The highly conserved target-of-rapamycin (TOR) protein kinases control cell growth in response to nutrients and growth factors. In mammals, TOR has been shown to interact with raptor to relay nutrient signals to downstream translation machinery. We report that in C. elegans, mutations in the genes encoding CeTOR and raptor result in dauer-like larval arrest, implying that CeTOR regulates dauer diapause. The daf-15 (raptor) and let-363 (CeTOR) mutants shift metabolism to accumulate fat, and raptor mutations extend adult life span. daf-15 transcription is regulated by DAF-16, a FOXO transcription factor that is in turn regulated by daf-2 insulin/IGF signaling. This is a new mechanism that regulates the TOR pathway. Thus, DAF-2 insulin/IGF signaling and nutrient signaling converge on DAF-15 (raptor) to regulate C. elegans larval development, metabolism and life span.
We have not found any resources mentioned in this publication.
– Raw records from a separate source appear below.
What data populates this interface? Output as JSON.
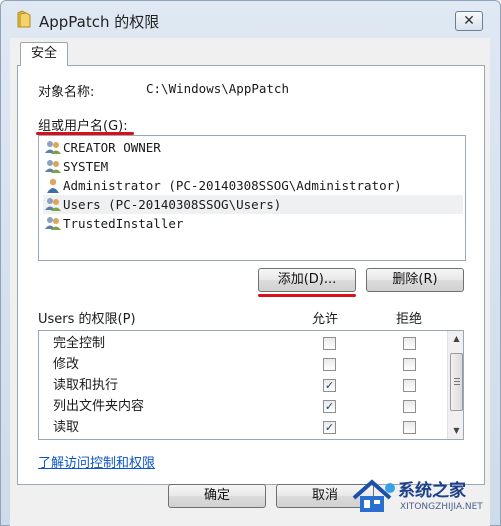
{
  "window": {
    "title": "AppPatch 的权限",
    "close_label": "✕"
  },
  "tabs": [
    {
      "label": "安全"
    }
  ],
  "object": {
    "label": "对象名称:",
    "value": "C:\\Windows\\AppPatch"
  },
  "groups": {
    "label": "组或用户名(G):",
    "items": [
      {
        "label": "CREATOR OWNER",
        "icon": "users-group-icon"
      },
      {
        "label": "SYSTEM",
        "icon": "users-group-icon"
      },
      {
        "label": "Administrator (PC-20140308SSOG\\Administrator)",
        "icon": "single-user-icon"
      },
      {
        "label": "Users (PC-20140308SSOG\\Users)",
        "icon": "users-group-icon",
        "selected": true
      },
      {
        "label": "TrustedInstaller",
        "icon": "users-group-icon"
      }
    ]
  },
  "buttons": {
    "add": "添加(D)...",
    "remove": "删除(R)",
    "ok": "确定",
    "cancel": "取消"
  },
  "permissions": {
    "header_label": "Users 的权限(P)",
    "allow_label": "允许",
    "deny_label": "拒绝",
    "rows": [
      {
        "name": "完全控制",
        "allow": false,
        "deny": false
      },
      {
        "name": "修改",
        "allow": false,
        "deny": false
      },
      {
        "name": "读取和执行",
        "allow": true,
        "deny": false
      },
      {
        "name": "列出文件夹内容",
        "allow": true,
        "deny": false
      },
      {
        "name": "读取",
        "allow": true,
        "deny": false
      }
    ]
  },
  "link": {
    "label": "了解访问控制和权限"
  },
  "watermark": {
    "text": "系统之家",
    "url": "XITONGZHIJIA.NET"
  },
  "colors": {
    "highlight_underline": "#d8101a",
    "link": "#0b56c6",
    "selection": "#eef0f2"
  }
}
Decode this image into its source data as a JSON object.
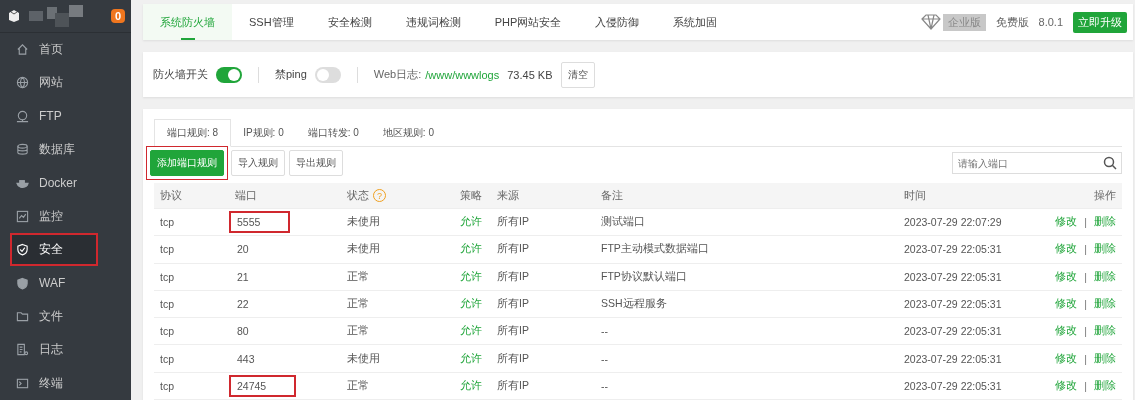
{
  "sidebar": {
    "badge": "0",
    "items": [
      {
        "label": "首页",
        "selected": false,
        "annotated": false
      },
      {
        "label": "网站",
        "selected": false,
        "annotated": false
      },
      {
        "label": "FTP",
        "selected": false,
        "annotated": false
      },
      {
        "label": "数据库",
        "selected": false,
        "annotated": false
      },
      {
        "label": "Docker",
        "selected": false,
        "annotated": false
      },
      {
        "label": "监控",
        "selected": false,
        "annotated": false
      },
      {
        "label": "安全",
        "selected": true,
        "annotated": true
      },
      {
        "label": "WAF",
        "selected": false,
        "annotated": false
      },
      {
        "label": "文件",
        "selected": false,
        "annotated": false
      },
      {
        "label": "日志",
        "selected": false,
        "annotated": false
      },
      {
        "label": "终端",
        "selected": false,
        "annotated": false
      }
    ]
  },
  "tabs": [
    {
      "label": "系统防火墙",
      "selected": true
    },
    {
      "label": "SSH管理",
      "selected": false
    },
    {
      "label": "安全检测",
      "selected": false
    },
    {
      "label": "违规词检测",
      "selected": false
    },
    {
      "label": "PHP网站安全",
      "selected": false
    },
    {
      "label": "入侵防御",
      "selected": false
    },
    {
      "label": "系统加固",
      "selected": false
    }
  ],
  "edition": {
    "enterprise": "企业版",
    "free": "免费版",
    "version": "8.0.1",
    "upgrade": "立即升级"
  },
  "controls": {
    "firewall": {
      "label": "防火墙开关",
      "on": true
    },
    "ping": {
      "label": "禁ping",
      "on": false
    },
    "web_log_label": "Web日志:",
    "web_log_path": "/www/wwwlogs",
    "web_log_size": "73.45 KB",
    "clear": "清空"
  },
  "sub_tabs": [
    {
      "label": "端口规则: 8",
      "selected": true
    },
    {
      "label": "IP规则: 0",
      "selected": false
    },
    {
      "label": "端口转发: 0",
      "selected": false
    },
    {
      "label": "地区规则: 0",
      "selected": false
    }
  ],
  "actions": [
    {
      "label": "添加端口规则",
      "kind": "primary",
      "annotated": true
    },
    {
      "label": "导入规则",
      "kind": "default",
      "annotated": false
    },
    {
      "label": "导出规则",
      "kind": "default",
      "annotated": false
    }
  ],
  "search": {
    "placeholder": "请输入端口"
  },
  "table": {
    "columns": [
      "协议",
      "端口",
      "状态",
      "策略",
      "来源",
      "备注",
      "时间",
      "操作"
    ],
    "status_help": "?",
    "rows": [
      {
        "protocol": "tcp",
        "port": "5555",
        "port_annotated": true,
        "status": "未使用",
        "policy": "允许",
        "source": "所有IP",
        "note": "测试端口",
        "time": "2023-07-29 22:07:29",
        "edit": "修改",
        "separator": "|",
        "delete": "删除"
      },
      {
        "protocol": "tcp",
        "port": "20",
        "port_annotated": false,
        "status": "未使用",
        "policy": "允许",
        "source": "所有IP",
        "note": "FTP主动模式数据端口",
        "time": "2023-07-29 22:05:31",
        "edit": "修改",
        "separator": "|",
        "delete": "删除"
      },
      {
        "protocol": "tcp",
        "port": "21",
        "port_annotated": false,
        "status": "正常",
        "policy": "允许",
        "source": "所有IP",
        "note": "FTP协议默认端口",
        "time": "2023-07-29 22:05:31",
        "edit": "修改",
        "separator": "|",
        "delete": "删除"
      },
      {
        "protocol": "tcp",
        "port": "22",
        "port_annotated": false,
        "status": "正常",
        "policy": "允许",
        "source": "所有IP",
        "note": "SSH远程服务",
        "time": "2023-07-29 22:05:31",
        "edit": "修改",
        "separator": "|",
        "delete": "删除"
      },
      {
        "protocol": "tcp",
        "port": "80",
        "port_annotated": false,
        "status": "正常",
        "policy": "允许",
        "source": "所有IP",
        "note": "--",
        "time": "2023-07-29 22:05:31",
        "edit": "修改",
        "separator": "|",
        "delete": "删除"
      },
      {
        "protocol": "tcp",
        "port": "443",
        "port_annotated": false,
        "status": "未使用",
        "policy": "允许",
        "source": "所有IP",
        "note": "--",
        "time": "2023-07-29 22:05:31",
        "edit": "修改",
        "separator": "|",
        "delete": "删除"
      },
      {
        "protocol": "tcp",
        "port": "24745",
        "port_annotated": true,
        "status": "正常",
        "policy": "允许",
        "source": "所有IP",
        "note": "--",
        "time": "2023-07-29 22:05:31",
        "edit": "修改",
        "separator": "|",
        "delete": "删除"
      }
    ]
  }
}
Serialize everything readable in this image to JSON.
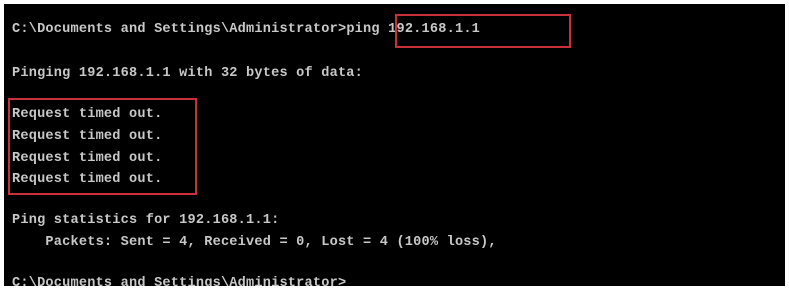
{
  "console": {
    "prompt": "C:\\Documents and Settings\\Administrator>",
    "command": "ping 192.168.1.1",
    "pinging_line": "Pinging 192.168.1.1 with 32 bytes of data:",
    "request_lines": [
      "Request timed out.",
      "Request timed out.",
      "Request timed out.",
      "Request timed out."
    ],
    "stats_header": "Ping statistics for 192.168.1.1:",
    "packets_line": "    Packets: Sent = 4, Received = 0, Lost = 4 (100% loss),",
    "final_prompt": "C:\\Documents and Settings\\Administrator>"
  },
  "colors": {
    "background": "#000000",
    "text": "#c8c8c8",
    "highlight_border": "#c8303a"
  }
}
SciCrunch is a data sharing and display platform. Anyone can create a custom portal where they can select searchable subsets of hundreds of data sources, brand their web pages and create their community. SciCrunch will push data updates automatically to all portals on a weekly basis. User communities can also add their own data to SciCrunch, however this is not currently a free service.